The most radical position that Hillary has espoused during her 2016 presidential bid, Quigley suggested, is her proposal to get rid of the Hyde Amendment, which since its passage in 1976 has barred taxpayer money from paying for abortions other than in cases of an endangered life of the mother. In 1993, President Bill Clinton expanded the exceptions to include rape and incest.
Both Hillary Clinton and Bernie Sanders have made repealing the Hyde Amendment part of their 2016 campaign, which signals a dramatic, “abortion on demand and without apology” platform, Quigley said.

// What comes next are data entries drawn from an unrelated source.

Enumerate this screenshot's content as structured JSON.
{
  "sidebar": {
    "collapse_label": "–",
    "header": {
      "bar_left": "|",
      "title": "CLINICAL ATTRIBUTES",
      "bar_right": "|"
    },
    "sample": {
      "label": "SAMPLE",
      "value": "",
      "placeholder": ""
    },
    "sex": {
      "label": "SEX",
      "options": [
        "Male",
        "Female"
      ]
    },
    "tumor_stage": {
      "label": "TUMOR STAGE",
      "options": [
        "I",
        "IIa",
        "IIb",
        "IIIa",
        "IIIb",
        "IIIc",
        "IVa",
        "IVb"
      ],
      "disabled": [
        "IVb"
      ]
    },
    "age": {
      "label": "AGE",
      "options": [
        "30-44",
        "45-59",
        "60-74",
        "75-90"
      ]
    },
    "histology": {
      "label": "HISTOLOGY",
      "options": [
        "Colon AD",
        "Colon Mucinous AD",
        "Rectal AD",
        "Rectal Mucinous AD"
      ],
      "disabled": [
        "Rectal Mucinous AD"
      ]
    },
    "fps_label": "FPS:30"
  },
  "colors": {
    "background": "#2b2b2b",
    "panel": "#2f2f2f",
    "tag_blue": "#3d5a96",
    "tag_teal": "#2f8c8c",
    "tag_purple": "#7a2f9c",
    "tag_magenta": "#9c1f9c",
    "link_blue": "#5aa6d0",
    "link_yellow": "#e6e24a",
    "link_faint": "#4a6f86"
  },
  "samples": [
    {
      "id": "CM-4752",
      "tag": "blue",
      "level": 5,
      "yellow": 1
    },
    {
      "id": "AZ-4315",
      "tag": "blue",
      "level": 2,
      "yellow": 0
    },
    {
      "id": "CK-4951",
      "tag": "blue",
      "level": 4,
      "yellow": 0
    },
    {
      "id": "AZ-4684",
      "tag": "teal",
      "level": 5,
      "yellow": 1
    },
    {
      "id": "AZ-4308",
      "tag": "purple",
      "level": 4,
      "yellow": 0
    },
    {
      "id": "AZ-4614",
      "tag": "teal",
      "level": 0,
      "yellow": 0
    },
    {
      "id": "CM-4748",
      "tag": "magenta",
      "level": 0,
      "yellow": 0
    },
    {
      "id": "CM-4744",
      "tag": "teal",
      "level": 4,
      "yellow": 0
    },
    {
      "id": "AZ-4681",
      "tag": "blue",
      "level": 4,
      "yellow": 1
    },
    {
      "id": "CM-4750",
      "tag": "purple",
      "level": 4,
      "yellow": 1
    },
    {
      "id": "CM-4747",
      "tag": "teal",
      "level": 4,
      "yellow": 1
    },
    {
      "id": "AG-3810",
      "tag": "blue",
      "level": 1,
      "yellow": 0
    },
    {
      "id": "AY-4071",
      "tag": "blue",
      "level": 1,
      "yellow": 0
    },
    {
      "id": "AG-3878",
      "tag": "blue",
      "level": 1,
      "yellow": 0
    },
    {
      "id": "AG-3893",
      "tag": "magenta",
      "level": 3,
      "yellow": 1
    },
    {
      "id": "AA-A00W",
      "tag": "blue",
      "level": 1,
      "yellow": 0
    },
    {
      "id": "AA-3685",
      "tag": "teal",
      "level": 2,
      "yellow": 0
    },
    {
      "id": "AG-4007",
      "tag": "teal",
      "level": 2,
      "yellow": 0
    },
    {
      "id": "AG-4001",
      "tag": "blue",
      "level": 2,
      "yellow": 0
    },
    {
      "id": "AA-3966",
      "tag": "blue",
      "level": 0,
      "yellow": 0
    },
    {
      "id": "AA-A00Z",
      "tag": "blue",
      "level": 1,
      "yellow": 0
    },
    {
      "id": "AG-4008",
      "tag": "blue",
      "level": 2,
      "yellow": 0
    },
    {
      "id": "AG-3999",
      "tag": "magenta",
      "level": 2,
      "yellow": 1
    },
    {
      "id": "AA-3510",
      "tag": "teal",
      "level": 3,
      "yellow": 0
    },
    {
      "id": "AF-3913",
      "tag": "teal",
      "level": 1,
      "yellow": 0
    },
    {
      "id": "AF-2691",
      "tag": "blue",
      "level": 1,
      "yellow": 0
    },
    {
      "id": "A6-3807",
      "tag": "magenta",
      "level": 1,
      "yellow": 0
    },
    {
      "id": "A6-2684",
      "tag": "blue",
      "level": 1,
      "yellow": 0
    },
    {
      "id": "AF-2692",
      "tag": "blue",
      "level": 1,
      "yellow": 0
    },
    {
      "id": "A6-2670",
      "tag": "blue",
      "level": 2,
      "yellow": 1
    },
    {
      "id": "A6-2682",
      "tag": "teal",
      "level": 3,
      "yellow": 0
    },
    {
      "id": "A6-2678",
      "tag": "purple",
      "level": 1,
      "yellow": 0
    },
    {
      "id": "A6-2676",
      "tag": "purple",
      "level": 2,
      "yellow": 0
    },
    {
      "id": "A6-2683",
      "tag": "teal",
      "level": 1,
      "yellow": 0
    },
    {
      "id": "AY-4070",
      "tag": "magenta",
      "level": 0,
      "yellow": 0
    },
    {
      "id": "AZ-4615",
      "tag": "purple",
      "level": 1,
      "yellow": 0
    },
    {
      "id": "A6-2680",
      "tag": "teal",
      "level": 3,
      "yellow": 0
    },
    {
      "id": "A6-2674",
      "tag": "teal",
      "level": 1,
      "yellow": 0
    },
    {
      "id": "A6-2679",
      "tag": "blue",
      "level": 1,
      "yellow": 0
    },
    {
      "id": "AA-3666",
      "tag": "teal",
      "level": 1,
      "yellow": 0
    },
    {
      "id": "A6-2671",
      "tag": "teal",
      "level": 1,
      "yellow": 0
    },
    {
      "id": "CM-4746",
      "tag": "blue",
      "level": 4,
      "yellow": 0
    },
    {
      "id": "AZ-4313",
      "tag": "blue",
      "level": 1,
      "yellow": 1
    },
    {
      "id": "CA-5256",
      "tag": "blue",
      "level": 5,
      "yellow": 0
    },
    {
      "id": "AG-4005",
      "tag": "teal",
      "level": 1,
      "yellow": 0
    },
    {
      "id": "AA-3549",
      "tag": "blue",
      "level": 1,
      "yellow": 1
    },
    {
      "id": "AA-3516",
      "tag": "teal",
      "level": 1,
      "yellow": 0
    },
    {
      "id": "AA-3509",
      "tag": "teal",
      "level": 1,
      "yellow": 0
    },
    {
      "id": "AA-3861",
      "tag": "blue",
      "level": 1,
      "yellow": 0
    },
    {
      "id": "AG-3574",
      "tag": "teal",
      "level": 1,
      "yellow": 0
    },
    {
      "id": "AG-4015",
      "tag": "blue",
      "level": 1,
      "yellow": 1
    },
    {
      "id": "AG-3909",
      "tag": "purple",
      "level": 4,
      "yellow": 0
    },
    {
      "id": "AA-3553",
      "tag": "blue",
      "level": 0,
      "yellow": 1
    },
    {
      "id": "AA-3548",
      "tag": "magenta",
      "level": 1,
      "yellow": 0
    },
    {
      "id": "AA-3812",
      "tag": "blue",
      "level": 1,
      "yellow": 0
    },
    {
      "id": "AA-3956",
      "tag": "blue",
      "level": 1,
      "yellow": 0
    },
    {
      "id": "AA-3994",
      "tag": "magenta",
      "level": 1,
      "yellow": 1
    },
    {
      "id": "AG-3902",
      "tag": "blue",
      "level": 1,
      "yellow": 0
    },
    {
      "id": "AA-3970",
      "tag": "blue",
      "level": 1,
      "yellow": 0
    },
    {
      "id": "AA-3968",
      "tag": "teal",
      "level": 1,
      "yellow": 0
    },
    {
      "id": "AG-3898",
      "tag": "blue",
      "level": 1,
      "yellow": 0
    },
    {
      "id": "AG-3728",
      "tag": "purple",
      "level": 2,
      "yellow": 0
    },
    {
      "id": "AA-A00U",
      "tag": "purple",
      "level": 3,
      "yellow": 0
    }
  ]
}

“(Clinton) wants to change longstanding federal policy, which has always been bipartisan,” she said. “The Democrats have for a long time realized that many taxpayers just can’t stomach the idea of federal funding for abortion without limits, but her position is more and more extreme at a time when it’s very clear that there’s areas of consensus when it comes to abortion.”
Polls indicate that there is the greatest consensus on abortion policy surrounding abortion restrictions after 20 weeks, when scientists generally agree that a fetus can feel pain in the womb.
A 2013 Washington Post-ABC News poll found 56 percent of voters preferred limiting unrestricted abortion rights to 20 weeks rather than 24 weeks. A 2012 Gallup poll found 61 percent of Americans believe abortion should generally be legal during the first trimester, but the support dropped to 27 percent in the second trimester and 14 percent in the third trimester. A 2014 Quinnipiac poll found that 60 percent of Americans support pain capable legislation, which restricts abortion after a fetus can feel pain, typically after 20 weeks.